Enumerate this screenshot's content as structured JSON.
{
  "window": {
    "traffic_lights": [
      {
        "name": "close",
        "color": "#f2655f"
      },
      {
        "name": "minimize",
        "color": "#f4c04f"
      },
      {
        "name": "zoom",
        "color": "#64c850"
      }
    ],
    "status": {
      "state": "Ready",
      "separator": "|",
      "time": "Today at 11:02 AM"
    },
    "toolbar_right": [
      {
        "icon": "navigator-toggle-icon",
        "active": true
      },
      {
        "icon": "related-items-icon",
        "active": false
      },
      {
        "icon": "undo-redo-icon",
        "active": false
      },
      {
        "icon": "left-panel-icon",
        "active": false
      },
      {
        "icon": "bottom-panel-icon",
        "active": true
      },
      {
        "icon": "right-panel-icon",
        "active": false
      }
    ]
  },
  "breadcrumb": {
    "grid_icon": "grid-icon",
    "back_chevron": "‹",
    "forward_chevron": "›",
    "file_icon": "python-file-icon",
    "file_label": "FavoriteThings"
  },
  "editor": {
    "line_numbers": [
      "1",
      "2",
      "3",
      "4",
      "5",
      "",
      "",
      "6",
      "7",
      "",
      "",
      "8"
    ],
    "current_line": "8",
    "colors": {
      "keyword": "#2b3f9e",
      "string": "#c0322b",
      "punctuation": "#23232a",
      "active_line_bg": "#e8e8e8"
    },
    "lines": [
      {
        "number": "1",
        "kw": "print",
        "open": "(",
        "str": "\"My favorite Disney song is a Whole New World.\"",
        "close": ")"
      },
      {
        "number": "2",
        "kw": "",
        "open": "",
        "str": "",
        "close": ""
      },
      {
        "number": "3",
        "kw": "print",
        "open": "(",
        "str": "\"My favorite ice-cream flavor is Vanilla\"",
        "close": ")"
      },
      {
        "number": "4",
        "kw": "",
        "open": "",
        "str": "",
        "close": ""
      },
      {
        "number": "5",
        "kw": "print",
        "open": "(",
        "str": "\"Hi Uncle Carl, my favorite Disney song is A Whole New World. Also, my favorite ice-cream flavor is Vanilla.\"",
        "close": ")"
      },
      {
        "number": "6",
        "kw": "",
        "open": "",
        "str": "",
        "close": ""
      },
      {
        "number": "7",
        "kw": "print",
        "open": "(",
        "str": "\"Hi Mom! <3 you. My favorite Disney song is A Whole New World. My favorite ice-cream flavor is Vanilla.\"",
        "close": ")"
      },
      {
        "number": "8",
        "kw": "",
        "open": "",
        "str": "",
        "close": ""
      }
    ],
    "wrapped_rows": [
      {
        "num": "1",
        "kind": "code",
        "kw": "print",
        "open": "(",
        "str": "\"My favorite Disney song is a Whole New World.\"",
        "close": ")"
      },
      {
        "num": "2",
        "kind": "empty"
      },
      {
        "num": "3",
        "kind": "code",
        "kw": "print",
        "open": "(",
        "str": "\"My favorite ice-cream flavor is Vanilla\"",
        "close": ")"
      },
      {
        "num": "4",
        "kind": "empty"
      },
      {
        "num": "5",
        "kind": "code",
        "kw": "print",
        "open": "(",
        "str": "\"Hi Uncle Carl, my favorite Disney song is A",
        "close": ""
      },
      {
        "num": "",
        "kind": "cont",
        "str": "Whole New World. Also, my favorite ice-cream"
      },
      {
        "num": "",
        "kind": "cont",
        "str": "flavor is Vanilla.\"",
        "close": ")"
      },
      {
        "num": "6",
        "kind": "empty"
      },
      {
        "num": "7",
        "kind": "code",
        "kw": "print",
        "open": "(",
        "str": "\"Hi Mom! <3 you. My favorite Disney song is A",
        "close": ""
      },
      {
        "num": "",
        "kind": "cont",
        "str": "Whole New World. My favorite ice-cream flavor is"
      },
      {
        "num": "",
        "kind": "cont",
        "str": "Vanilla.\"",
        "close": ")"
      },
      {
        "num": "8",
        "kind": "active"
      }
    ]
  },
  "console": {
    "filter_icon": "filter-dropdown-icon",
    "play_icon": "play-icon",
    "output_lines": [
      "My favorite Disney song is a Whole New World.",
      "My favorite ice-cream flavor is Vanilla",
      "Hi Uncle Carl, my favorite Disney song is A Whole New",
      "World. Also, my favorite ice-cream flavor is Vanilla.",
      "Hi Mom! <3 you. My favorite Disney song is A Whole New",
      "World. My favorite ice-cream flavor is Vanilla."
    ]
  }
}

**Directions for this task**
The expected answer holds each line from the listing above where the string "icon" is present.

**Answer for this exercise**
        "icon": "navigator-toggle-icon",
        "icon": "related-items-icon",
        "icon": "undo-redo-icon",
        "icon": "left-panel-icon",
        "icon": "bottom-panel-icon",
        "icon": "right-panel-icon",
    "grid_icon": "grid-icon",
    "file_icon": "python-file-icon",
    "filter_icon": "filter-dropdown-icon",
    "play_icon": "play-icon",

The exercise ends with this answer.